Jaa’s hometown of Trang is only a couple of hours by public bus from Railay. Her family still has a house in town, where we stayed for a few days to visit her rubber plantation and explore some of the nearby beaches.
Karel was keen on finding a music jam. We succeeded when we found a band (actually, two bands, one acoustic and one plugged in, with some overlapping musicians) playing at a pub and willing to let us play along.
In the morning, Kelvin and Jaa were eager to take us to one of their favorite restaurants. The proprietor, whom they knew, wasn’t there, but Kelvin spotted a man who must be his brother, struck up a conversation, and learned that the owner, who was indeed the man’s brother, was attending a special celebration at the temple.
Perhaps it was because Jimmy recognized Kelvin and Jaa as regular customers. Perhaps it was because Jaa is a sort of prodigal daughter of Trang, from a well-liked family. Or maybe it was the hope of getting some good pictures off the big, fancy camera that Karel had unaccountably decided to bring to breakfast. For whatever reason, Jimmy invited us all to the temple to witness a rare ceremony, but we had to leave right away. We abandoned our unfinished breakfast and followed him to a Chinese Buddhist temple near the edge of town.
I wasn’t sure what was going on, but it was clear that a bunch of people were mustering for a big procession. Also, there were several young men and women who were working themselves into an altered state by doing a shaking dance. I was told that these people would be embodying dieties for the ceremonies. One of them would be a medium for the chief god of the temple. Normally, outsiders would not be permitted to see these preparations, but because this was a small temple, we were being granted special access.
Karel and I had surmised that the participants would be very happy to have some photographs and videos, so we kept our cameras going. Suddenly, the mediums were ready. They donned special robes with the help of assistants, and emerged to begin the procession.
Meanwhile, we were introduced to a V.I.P., a member or friend of the temple who, I later learned, was the brother of the former prime minister of Thailand. He helped us out by telling us when to kneel for a blessing, stand here, photo there, etc. He explained that, while in their altered state, the monks did not directly see, hear, smell, or feel what was going on around them.
Next thing I knew, Jimmy was pressing T-shirts, sashes, and neckerchiefs into our hands. After we donned them, he reappeared with scarlet sashes. That’s when we understood that we were to be guests of honor in the parade — which was ready to go! To get to our positions, we jumped onto the backs of motorbikes (check off yet another mode of transport) and were deposited at the front of a river of red and white banners. The prime minister’s brother waved me into place in front of him, between two standard-bearers (Mew and Aoy). Jaa was in row two, just ahead of me; Kelvin was pulled into the front row, just behind the leading vehicles. And off we went. Karel was not in sight, but he appeared later and joined me in row three.

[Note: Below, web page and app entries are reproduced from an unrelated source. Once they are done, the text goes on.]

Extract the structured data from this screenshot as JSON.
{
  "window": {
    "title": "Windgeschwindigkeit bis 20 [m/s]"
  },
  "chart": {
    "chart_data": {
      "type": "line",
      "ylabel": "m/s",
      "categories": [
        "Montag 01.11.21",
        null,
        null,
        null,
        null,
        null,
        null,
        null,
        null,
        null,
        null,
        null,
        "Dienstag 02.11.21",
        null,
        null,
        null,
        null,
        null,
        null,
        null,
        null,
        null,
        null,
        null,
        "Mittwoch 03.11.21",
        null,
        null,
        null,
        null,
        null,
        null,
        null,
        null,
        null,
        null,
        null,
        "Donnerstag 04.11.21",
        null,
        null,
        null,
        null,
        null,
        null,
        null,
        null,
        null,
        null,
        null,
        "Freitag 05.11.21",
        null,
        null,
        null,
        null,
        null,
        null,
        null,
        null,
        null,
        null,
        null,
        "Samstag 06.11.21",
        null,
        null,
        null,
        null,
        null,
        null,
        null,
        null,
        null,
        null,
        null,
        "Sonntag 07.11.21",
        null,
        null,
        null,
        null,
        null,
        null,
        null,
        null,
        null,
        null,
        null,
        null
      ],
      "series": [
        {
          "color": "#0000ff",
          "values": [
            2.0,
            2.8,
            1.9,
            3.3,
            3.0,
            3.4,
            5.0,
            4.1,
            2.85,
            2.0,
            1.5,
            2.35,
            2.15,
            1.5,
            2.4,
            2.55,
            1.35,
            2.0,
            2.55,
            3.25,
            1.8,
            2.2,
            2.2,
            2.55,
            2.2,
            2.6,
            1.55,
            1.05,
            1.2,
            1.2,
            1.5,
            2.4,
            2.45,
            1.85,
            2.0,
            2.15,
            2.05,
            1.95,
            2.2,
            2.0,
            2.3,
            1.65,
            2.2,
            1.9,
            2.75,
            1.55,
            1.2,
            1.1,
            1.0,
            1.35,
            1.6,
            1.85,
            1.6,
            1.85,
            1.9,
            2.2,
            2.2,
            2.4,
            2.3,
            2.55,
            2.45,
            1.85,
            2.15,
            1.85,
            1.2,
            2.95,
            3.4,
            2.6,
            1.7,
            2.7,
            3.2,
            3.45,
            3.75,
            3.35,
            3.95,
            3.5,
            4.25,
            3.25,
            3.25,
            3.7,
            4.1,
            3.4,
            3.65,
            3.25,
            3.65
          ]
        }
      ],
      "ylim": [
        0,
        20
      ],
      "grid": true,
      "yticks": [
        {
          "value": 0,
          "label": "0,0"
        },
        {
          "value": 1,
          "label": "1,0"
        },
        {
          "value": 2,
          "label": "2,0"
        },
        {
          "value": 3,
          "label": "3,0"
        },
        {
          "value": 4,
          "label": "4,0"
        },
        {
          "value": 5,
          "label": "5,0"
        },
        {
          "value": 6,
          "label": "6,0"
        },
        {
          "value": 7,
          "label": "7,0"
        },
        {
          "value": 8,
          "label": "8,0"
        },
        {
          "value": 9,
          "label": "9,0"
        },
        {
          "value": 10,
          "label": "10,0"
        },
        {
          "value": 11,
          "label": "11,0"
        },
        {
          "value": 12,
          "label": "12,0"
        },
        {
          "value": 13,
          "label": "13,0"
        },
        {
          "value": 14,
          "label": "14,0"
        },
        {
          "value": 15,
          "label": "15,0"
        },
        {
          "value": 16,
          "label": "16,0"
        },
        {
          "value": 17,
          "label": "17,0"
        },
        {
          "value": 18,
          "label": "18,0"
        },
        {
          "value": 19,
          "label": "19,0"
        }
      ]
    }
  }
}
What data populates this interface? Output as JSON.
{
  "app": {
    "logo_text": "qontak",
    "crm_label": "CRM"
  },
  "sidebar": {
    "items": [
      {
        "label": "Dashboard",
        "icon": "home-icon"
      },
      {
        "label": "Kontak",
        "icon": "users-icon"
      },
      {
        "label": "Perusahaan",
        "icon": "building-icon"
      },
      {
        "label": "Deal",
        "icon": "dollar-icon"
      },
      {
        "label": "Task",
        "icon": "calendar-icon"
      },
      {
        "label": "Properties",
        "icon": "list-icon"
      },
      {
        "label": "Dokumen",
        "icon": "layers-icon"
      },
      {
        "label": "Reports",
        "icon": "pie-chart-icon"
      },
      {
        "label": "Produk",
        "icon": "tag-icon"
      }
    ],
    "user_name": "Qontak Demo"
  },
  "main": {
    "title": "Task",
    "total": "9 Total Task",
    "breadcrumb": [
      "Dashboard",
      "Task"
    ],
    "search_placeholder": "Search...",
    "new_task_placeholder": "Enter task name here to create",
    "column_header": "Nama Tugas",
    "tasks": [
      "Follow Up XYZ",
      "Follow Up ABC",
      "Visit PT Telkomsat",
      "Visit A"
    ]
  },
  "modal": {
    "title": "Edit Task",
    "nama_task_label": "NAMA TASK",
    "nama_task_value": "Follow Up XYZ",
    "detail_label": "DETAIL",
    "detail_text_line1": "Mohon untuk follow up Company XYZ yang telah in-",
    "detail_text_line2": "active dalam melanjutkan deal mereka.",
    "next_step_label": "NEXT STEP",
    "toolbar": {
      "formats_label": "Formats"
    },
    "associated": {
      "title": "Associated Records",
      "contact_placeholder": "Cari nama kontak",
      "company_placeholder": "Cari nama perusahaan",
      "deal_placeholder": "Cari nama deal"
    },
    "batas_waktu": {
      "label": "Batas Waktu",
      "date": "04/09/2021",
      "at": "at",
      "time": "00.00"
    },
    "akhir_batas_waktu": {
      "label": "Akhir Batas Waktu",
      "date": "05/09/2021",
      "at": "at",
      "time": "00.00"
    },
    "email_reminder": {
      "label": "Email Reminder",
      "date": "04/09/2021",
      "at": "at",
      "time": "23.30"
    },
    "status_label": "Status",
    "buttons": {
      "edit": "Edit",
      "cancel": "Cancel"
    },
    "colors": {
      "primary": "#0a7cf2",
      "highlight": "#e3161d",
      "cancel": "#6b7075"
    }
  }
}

The parade wound through the main streets of Trang and lasted for over two hours. Sometimes, I heard firecrackers from the back of the line. Later, I learned that the temple was celebrating the “birthday” of their chief diety. The god is invited to occupy the body of a medium, and other dieties are also invited to partake in the celebration, which spans four days. The noisy firecrackers, which are exploded while suspended over a palanquin carrying a carved image of the god, alert the dieties that a follower is seeking their blessing for their family and home or business. When the fireworks are done, the embodied dieties enter the house and bless the space and occupants.
The parade didn’t so much end as disintegrate after two-and-a-half hours, when everyone was just too hot and tired to continue. The lead vehicles were making a U-turn on the main boulevard and, instead of following, the paraders surged across the median and then kept going, off the street and onto the shady sidewalk. I watched a fireworks display and blessing, and then a woman waved me into the back of a pick-up truck that was carrying a couple of palanquins carrying carved images. Trusting that she knew what to do with me, I scrambled in among the gods. I’d lost Karel, but all was well; it turned out that Jimmy was driving the truck. He brought me to his house near the temple, where I waited until my companions appeared. Kelvin was recruited to carry the palanquin for Jimmy’s fireworks display, and he continued on to a few more houses while the gods blessed us at Jimmy’s home.
At last, we said our thank yous and farewells (after declining the gracious invitation to the feast in the afternoon and party and ceremonies that evening), and staggered off in search of a cool waterfall and drinks. Kelvin’s t-shirt was still smoldering from where some of the firecracker sparks had hit him. We were as bewildered as we were delighted.
“Well,” said Jaa, “how did you like my famous half-day walking tour of Trang?”Honeymoon 2013